Let’s talk about culture and maintenance of the grasses. Spring planting is preferable, although container grown, hardy plants can be planted in the summer or early fall. Space plants their mature height, cut this in half if you want a screen or plants to touch each other. Division is only necessary when plants are dead in the center, have stopped flowering, or if you want to increase the number of plants you have. Spring cutback is the focus of the next few slides, and winter protection is recommended for marginally hardy plants.
Because grasses grow from the base each year, the previous years growth should be cut back in the spring. Early April is the best time to do this in Zone 4. Hand pruners work well, an electric hedge trimmer is ideal, a string trimmer with a blade attachment works also.
For large areas, burning can be an easy means of spring clean up. Of course, near a home this is not practical. If you have a prairie planting you may want to burn it off every few years. Check with your local city or town for regulations concerning burning.

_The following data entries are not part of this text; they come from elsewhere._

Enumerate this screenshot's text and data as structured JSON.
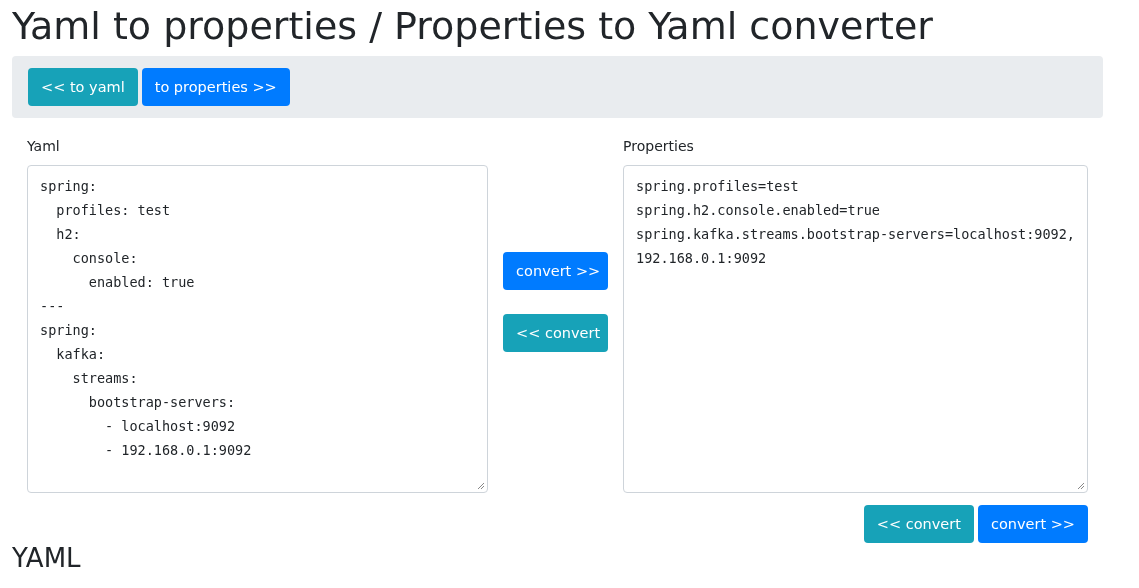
{
  "title": "Yaml to properties / Properties to Yaml converter",
  "toolbar": [
    {
      "label": "<< to yaml",
      "kind": "info"
    },
    {
      "label": "to properties >>",
      "kind": "primary"
    }
  ],
  "yaml": {
    "label": "Yaml",
    "lines": [
      "spring:",
      "  profiles: test",
      "  h2:",
      "    console:",
      "      enabled: true",
      "---",
      "spring:",
      "  kafka:",
      "    streams:",
      "      bootstrap-servers:",
      "        - localhost:9092",
      "        - 192.168.0.1:9092"
    ]
  },
  "middle_buttons": [
    {
      "label": "convert >>",
      "kind": "primary"
    },
    {
      "label": "<< convert",
      "kind": "info"
    }
  ],
  "properties": {
    "label": "Properties",
    "lines": [
      "spring.profiles=test",
      "spring.h2.console.enabled=true",
      "spring.kafka.streams.bootstrap-servers=localhost:9092,",
      "192.168.0.1:9092"
    ]
  },
  "bottom_buttons": [
    {
      "label": "<< convert",
      "kind": "info"
    },
    {
      "label": "convert >>",
      "kind": "primary"
    }
  ],
  "next_heading": "YAML"
}
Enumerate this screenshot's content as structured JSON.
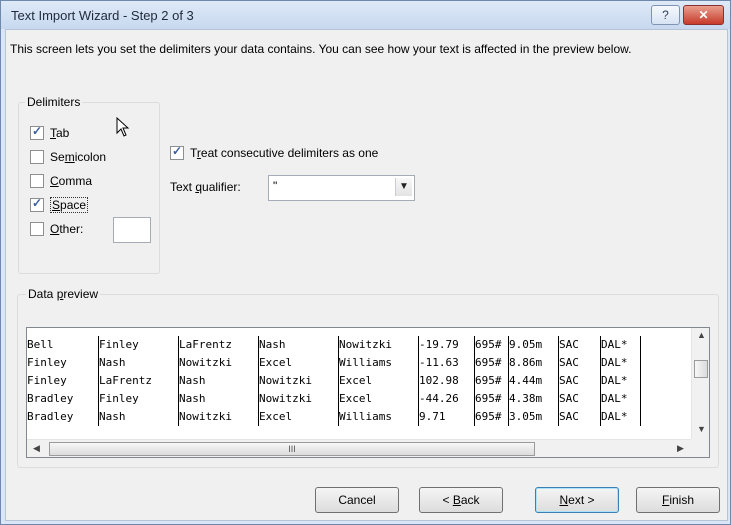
{
  "window": {
    "title": "Text Import Wizard - Step 2 of 3",
    "help_label": "?",
    "close_label": "✕"
  },
  "description": "This screen lets you set the delimiters your data contains.  You can see how your text is affected in the preview below.",
  "delimiters": {
    "legend": "Delimiters",
    "tab": {
      "label": "Tab",
      "checked": true
    },
    "semicolon": {
      "label": "Semicolon",
      "checked": false
    },
    "comma": {
      "label": "Comma",
      "checked": false
    },
    "space": {
      "label": "Space",
      "checked": true
    },
    "other": {
      "label": "Other:",
      "checked": false,
      "value": ""
    }
  },
  "treat_consecutive": {
    "label": "Treat consecutive delimiters as one",
    "checked": true
  },
  "text_qualifier": {
    "label": "Text qualifier:",
    "value": "\""
  },
  "data_preview": {
    "legend": "Data preview",
    "rows": [
      [
        "Bell",
        "Finley",
        "LaFrentz",
        "Nash",
        "Nowitzki",
        "-19.79",
        "695#",
        "9.05m",
        "SAC",
        "DAL*"
      ],
      [
        "Finley",
        "Nash",
        "Nowitzki",
        "Excel",
        "Williams",
        "-11.63",
        "695#",
        "8.86m",
        "SAC",
        "DAL*"
      ],
      [
        "Finley",
        "LaFrentz",
        "Nash",
        "Nowitzki",
        "Excel",
        "102.98",
        "695#",
        "4.44m",
        "SAC",
        "DAL*"
      ],
      [
        "Bradley",
        "Finley",
        "Nash",
        "Nowitzki",
        "Excel",
        "-44.26",
        "695#",
        "4.38m",
        "SAC",
        "DAL*"
      ],
      [
        "Bradley",
        "Nash",
        "Nowitzki",
        "Excel",
        "Williams",
        "9.71",
        "695#",
        "3.05m",
        "SAC",
        "DAL*"
      ]
    ]
  },
  "buttons": {
    "cancel": "Cancel",
    "back": "< Back",
    "next": "Next >",
    "finish": "Finish"
  },
  "colors": {
    "accent": "#3c7fb1",
    "titlebar": "#c7d8ef"
  }
}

For more information on hardiness and culture see the publication Ornamental Grasses for Cold Climates, BU-6411, available from your local Extension office or by calling
In closing, let’s look at a planting at Noerenberg Gardens through the seasons. Here is Memorial Day when the Siberian iris are in bloom.
On the 4th of July, feather reedgrass is vertical and brown, little bluestem is a green bunch, all along the planting.
By October, the grasses are very showy, the little bluestem a beautiful bronze or pumpkin color, feather reedgrass is stiff, upright and beige, and Sedum ‘Autumn Joy’ is a showy dark red.
In winter, the grasses stand tall and are covered with hoarfrost. Switch grass, shown at the right becomes a large panicle of ice.
A final look at the same bed in midsummer with lots of color.
And again in the fall with little bluestem, asters and goldenrod. Using grasses can add a new dimension in your garden. Enjoy them!
University of Minnesota Extension Service. Slides compiled and script written by Mary H. Meyer, Extension Horticulturist, July 1999.